(AIM OF THE EXERCISE): Nothing but an exact reproduction of the records, pictures excluded, should be returned.

[Dataset rows for apps and sites]
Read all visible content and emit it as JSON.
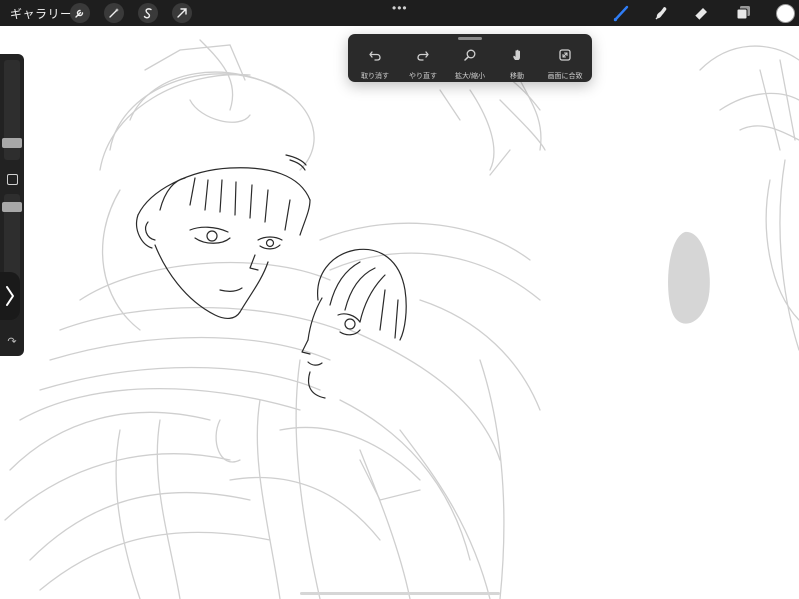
{
  "topbar": {
    "gallery_label": "ギャラリー",
    "left_tools": [
      "wrench-icon",
      "magic-wand-icon",
      "selection-icon",
      "transform-arrow-icon"
    ],
    "menu_dots": "•••",
    "right_tools": [
      "brush-icon",
      "smudge-icon",
      "eraser-icon",
      "layers-icon"
    ],
    "brush_active_color": "#2f7df6",
    "current_color": "#ffffff"
  },
  "sidebar": {
    "expand_glyph": "⟩",
    "undo_glyph": "↶",
    "redo_glyph": "↷"
  },
  "gesture_popover": {
    "items": [
      {
        "icon": "undo-icon",
        "label": "取り消す"
      },
      {
        "icon": "redo-icon",
        "label": "やり直す"
      },
      {
        "icon": "zoom-icon",
        "label": "拡大/縮小"
      },
      {
        "icon": "hand-icon",
        "label": "移動"
      },
      {
        "icon": "fit-screen-icon",
        "label": "画面に合致"
      }
    ]
  }
}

(WRITTEN REPLY):
Read all visible content and emit it as JSON.
{
  "topbar": {
    "gallery_label": "ギャラリー",
    "left_tools": [
      "wrench-icon",
      "magic-wand-icon",
      "selection-icon",
      "transform-arrow-icon"
    ],
    "menu_dots": "•••",
    "right_tools": [
      "brush-icon",
      "smudge-icon",
      "eraser-icon",
      "layers-icon"
    ],
    "brush_active_color": "#2f7df6",
    "current_color": "#ffffff"
  },
  "sidebar": {
    "expand_glyph": "⟩",
    "undo_glyph": "↶",
    "redo_glyph": "↷"
  },
  "gesture_popover": {
    "items": [
      {
        "icon": "undo-icon",
        "label": "取り消す"
      },
      {
        "icon": "redo-icon",
        "label": "やり直す"
      },
      {
        "icon": "zoom-icon",
        "label": "拡大/縮小"
      },
      {
        "icon": "hand-icon",
        "label": "移動"
      },
      {
        "icon": "fit-screen-icon",
        "label": "画面に合致"
      }
    ]
  }
}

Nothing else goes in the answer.